Brigid Veale
7 November 2006
As more than 10,000 people converge on the Gold Coast for the Pan Pacific Masters Games, being held this week (November 4 to 12), a Southern Cross University student is asking the question: why?

Pat Gillett, a PhD student, is looking at the different motives that influence people to travel to other parts of the country to attend competitive sporting events.

“I hope the results demonstrate that ‘sport tourism’ is a viable investment opportunity, but it must be planned and marketed appropriately,” Pat said.

“I’m also hoping to demonstrate that it is necessary to understand and evaluate the underlying psychological benefits that participants seek (or obtain) when they take part in sports events that are held away from the home location.”

Pat said for some individuals the opportunity to travel and play sport was driven by a competitive motive - the chance to compare their skills against unfamiliar opposition - or it might be to socialise and make friends with others who enjoyed the same kind of active lifestyle.

For others the motive may be an opportunity to strive for achievement.

“Participating away from the home location enables the individual to strive for success without the shackles of being labelled a ‘try-hard’ by friends and family. For others still, the concept of travel and sport may contribute towards an individual's view of themselves as an athlete,” he said.

With the assistance of Queensland Events Gold Coast, organisers of the Pan Pacific Masters Games, Pat has distributed surveys to more than 1500 participants. He has so far received 400 replies.

While his analysis is still in the early stages, Pat said an interesting finding so far was the discovery of a particular group of participants who were not really sports people.

“There appears to be a distinct type of participant who I would not describe as a true sports enthusiast. It may be that they are simply looking for a reason to travel and have chosen to include this event as part of their Gold Coast experience,” he said.

“I’m looking forward to undertaking further analysis in order to identify the size of this participant category and to compare them against those who are considered serious competitors.

“As a result of findings like this, it demonstrates that organisers need to look at the events in terms of more than just the competition that they offer. There has to be more intrinsic value. I know that the Pan Pac organisers do this very well with a broad variety of social events on offer.”

Pat has also conducted interviews with non-local competitors who took part in the 2005 Australian Masters Games in Adelaide. In those interviews he identified competition, extrinsic achievement, socialising, camaraderie and athletic-identity as some of the key motivators.

“Local governments that are planning to coordinate an event as part of their sport tourism strategy need to consider that those who travel to play sport do so because the activity says something about ‘who they are’. It is more than simply the opportunity to play sport,” he said.

The next step in the research, which he hopes to complete by this time next year, will be a full statistical analysis.

In the meantime Pat, a former semi-professional squash player, will be taking some time out to play hockey in the Pan Pacific Masters Games.
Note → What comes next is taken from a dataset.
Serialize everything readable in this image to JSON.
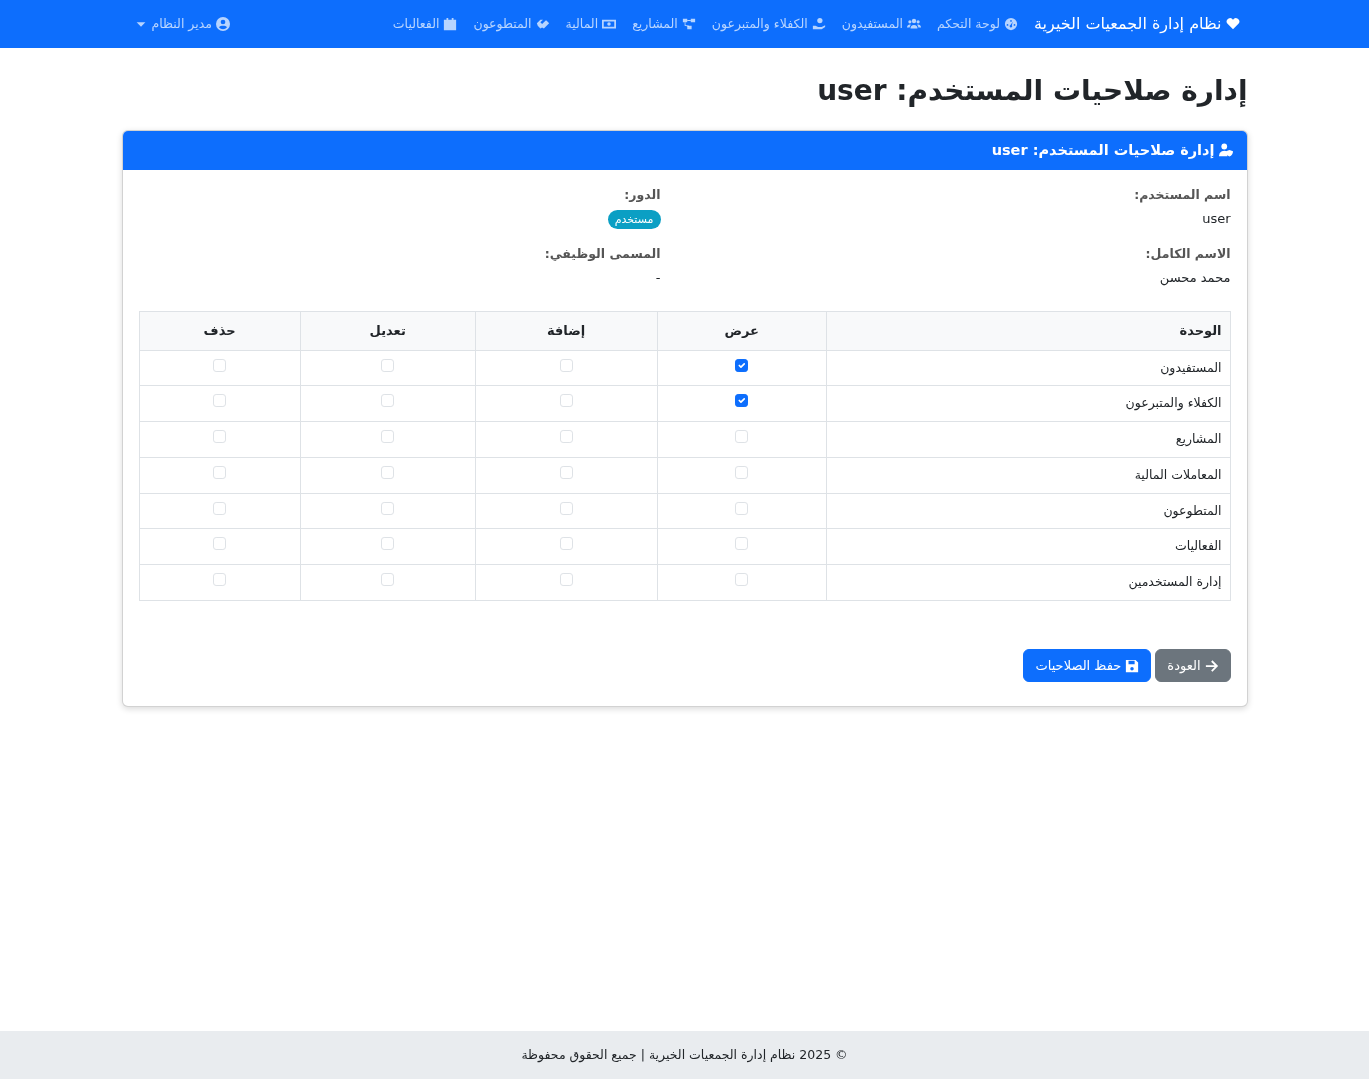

His research is being supervised by Dr Steve Kelly, Head of School of Commerce and Management, Professor Dick Braithwaite, with the School of Tourism and Hospitality Management, and Ms Rosanne Coutts, sports psychology lecturer with the School of Health and Human Sciences.

Photo: Competition, extrinsic achievement, camaraderie and athletic-identity are some of the key motivators for participants in masters games.